> WHAT TO DO
Report each line from the entries in which "arrow" can be found.

> Data about app and page elements

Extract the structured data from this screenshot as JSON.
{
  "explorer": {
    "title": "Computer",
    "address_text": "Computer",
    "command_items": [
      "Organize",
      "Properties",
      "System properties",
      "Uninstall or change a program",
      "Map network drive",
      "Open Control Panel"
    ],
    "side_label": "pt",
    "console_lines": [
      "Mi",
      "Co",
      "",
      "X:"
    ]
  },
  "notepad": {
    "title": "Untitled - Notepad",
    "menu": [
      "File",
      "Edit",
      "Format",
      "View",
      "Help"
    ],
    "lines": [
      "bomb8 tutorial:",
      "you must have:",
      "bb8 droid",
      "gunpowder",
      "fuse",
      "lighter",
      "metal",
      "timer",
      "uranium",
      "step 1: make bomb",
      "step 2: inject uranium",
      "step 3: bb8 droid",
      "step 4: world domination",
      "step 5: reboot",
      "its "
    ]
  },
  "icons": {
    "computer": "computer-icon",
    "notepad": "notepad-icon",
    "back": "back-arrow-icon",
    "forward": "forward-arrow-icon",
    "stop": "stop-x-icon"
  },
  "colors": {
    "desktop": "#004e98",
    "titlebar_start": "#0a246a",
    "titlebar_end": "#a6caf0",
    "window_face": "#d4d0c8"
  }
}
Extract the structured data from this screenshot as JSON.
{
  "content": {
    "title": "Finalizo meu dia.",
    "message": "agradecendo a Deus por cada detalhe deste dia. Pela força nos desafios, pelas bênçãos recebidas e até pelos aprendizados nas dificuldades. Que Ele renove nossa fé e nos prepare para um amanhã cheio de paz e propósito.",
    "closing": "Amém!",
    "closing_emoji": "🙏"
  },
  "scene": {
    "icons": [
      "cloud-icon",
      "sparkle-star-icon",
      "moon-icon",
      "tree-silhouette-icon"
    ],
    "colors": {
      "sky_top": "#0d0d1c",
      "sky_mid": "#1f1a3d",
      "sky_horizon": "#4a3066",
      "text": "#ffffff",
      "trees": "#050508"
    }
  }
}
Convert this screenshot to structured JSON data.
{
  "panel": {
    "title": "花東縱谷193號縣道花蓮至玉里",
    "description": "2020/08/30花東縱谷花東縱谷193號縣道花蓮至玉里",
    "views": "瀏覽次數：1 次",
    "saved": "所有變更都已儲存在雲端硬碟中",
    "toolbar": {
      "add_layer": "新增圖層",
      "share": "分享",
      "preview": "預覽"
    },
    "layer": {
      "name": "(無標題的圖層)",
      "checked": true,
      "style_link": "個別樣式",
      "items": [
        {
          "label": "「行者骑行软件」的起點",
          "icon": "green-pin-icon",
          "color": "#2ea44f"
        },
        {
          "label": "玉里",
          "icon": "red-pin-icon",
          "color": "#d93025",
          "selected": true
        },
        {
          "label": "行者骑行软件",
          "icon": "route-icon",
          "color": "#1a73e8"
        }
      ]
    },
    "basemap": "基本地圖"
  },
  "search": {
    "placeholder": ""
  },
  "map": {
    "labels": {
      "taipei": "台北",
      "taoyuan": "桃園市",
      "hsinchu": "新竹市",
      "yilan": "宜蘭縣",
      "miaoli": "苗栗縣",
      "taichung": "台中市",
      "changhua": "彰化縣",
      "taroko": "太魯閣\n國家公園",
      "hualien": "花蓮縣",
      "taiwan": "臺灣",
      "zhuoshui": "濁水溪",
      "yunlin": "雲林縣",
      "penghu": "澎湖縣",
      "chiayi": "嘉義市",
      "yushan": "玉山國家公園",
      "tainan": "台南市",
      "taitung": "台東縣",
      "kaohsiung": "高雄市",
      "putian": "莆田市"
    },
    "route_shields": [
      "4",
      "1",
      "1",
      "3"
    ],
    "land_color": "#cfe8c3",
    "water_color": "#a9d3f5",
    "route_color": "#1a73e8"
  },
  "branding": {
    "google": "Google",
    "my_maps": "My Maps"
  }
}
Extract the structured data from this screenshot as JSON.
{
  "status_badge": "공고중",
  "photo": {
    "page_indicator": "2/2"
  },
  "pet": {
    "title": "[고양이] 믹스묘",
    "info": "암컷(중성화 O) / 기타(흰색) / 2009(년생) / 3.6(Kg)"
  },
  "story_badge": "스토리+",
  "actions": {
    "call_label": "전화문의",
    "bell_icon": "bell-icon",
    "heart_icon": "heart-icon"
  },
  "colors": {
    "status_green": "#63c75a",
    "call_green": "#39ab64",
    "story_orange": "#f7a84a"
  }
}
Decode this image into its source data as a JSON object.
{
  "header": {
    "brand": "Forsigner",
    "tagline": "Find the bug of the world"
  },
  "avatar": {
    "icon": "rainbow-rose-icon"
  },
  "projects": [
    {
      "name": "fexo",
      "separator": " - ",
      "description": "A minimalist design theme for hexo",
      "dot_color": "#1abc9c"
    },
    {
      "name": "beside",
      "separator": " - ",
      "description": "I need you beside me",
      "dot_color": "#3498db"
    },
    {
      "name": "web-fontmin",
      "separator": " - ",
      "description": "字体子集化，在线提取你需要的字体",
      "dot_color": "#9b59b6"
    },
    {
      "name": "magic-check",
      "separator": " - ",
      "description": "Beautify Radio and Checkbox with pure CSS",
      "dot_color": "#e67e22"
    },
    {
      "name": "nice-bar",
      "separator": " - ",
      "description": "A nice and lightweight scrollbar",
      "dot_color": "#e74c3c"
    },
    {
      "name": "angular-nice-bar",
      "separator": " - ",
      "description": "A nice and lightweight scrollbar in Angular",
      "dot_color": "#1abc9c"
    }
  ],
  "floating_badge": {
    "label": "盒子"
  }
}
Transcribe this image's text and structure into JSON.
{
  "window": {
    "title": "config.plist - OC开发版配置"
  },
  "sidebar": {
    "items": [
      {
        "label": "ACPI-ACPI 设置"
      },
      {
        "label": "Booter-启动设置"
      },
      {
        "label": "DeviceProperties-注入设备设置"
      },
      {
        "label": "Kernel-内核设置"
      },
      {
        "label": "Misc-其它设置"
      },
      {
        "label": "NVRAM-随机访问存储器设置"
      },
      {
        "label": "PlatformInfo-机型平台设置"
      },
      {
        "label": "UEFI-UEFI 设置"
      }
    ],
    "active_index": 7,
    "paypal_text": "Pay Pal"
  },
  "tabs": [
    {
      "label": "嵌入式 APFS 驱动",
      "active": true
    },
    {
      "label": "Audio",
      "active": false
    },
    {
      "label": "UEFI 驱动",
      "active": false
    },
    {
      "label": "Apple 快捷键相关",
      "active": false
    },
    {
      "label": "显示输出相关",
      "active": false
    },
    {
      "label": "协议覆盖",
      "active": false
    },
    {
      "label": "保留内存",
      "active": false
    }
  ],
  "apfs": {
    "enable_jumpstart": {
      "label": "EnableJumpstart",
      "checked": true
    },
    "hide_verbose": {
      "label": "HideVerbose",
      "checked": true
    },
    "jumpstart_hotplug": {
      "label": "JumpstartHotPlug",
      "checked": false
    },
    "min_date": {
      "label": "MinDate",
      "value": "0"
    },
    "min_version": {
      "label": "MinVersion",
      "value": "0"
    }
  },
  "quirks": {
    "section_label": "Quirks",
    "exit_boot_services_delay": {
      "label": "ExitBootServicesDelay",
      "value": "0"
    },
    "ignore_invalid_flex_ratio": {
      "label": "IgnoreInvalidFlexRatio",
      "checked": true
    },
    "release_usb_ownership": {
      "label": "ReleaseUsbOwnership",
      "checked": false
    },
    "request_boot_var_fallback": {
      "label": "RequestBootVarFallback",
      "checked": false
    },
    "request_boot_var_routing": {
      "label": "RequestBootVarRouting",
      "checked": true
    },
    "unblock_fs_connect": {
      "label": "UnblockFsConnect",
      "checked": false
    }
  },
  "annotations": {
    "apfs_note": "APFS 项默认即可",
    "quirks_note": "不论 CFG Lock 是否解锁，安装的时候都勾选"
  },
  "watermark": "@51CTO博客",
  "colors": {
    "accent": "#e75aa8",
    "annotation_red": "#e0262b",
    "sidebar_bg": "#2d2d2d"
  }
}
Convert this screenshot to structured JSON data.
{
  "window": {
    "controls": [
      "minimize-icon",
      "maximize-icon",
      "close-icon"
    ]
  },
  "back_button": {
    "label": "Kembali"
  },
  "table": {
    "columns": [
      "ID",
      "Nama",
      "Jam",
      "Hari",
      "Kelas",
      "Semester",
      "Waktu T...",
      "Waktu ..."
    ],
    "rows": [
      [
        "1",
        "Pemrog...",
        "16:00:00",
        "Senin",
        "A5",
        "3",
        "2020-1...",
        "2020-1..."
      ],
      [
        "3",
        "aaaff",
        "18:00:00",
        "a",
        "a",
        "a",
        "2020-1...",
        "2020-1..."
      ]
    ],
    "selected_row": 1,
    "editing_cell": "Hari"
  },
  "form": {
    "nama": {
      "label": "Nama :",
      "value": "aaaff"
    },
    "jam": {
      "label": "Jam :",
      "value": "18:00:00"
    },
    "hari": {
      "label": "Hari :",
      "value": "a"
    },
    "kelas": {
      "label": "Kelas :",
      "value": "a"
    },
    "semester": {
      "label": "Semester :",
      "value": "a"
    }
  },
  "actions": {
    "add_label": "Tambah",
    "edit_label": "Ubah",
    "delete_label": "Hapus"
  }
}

> YOUR SOLUTION
    "back": "back-arrow-icon",
    "forward": "forward-arrow-icon",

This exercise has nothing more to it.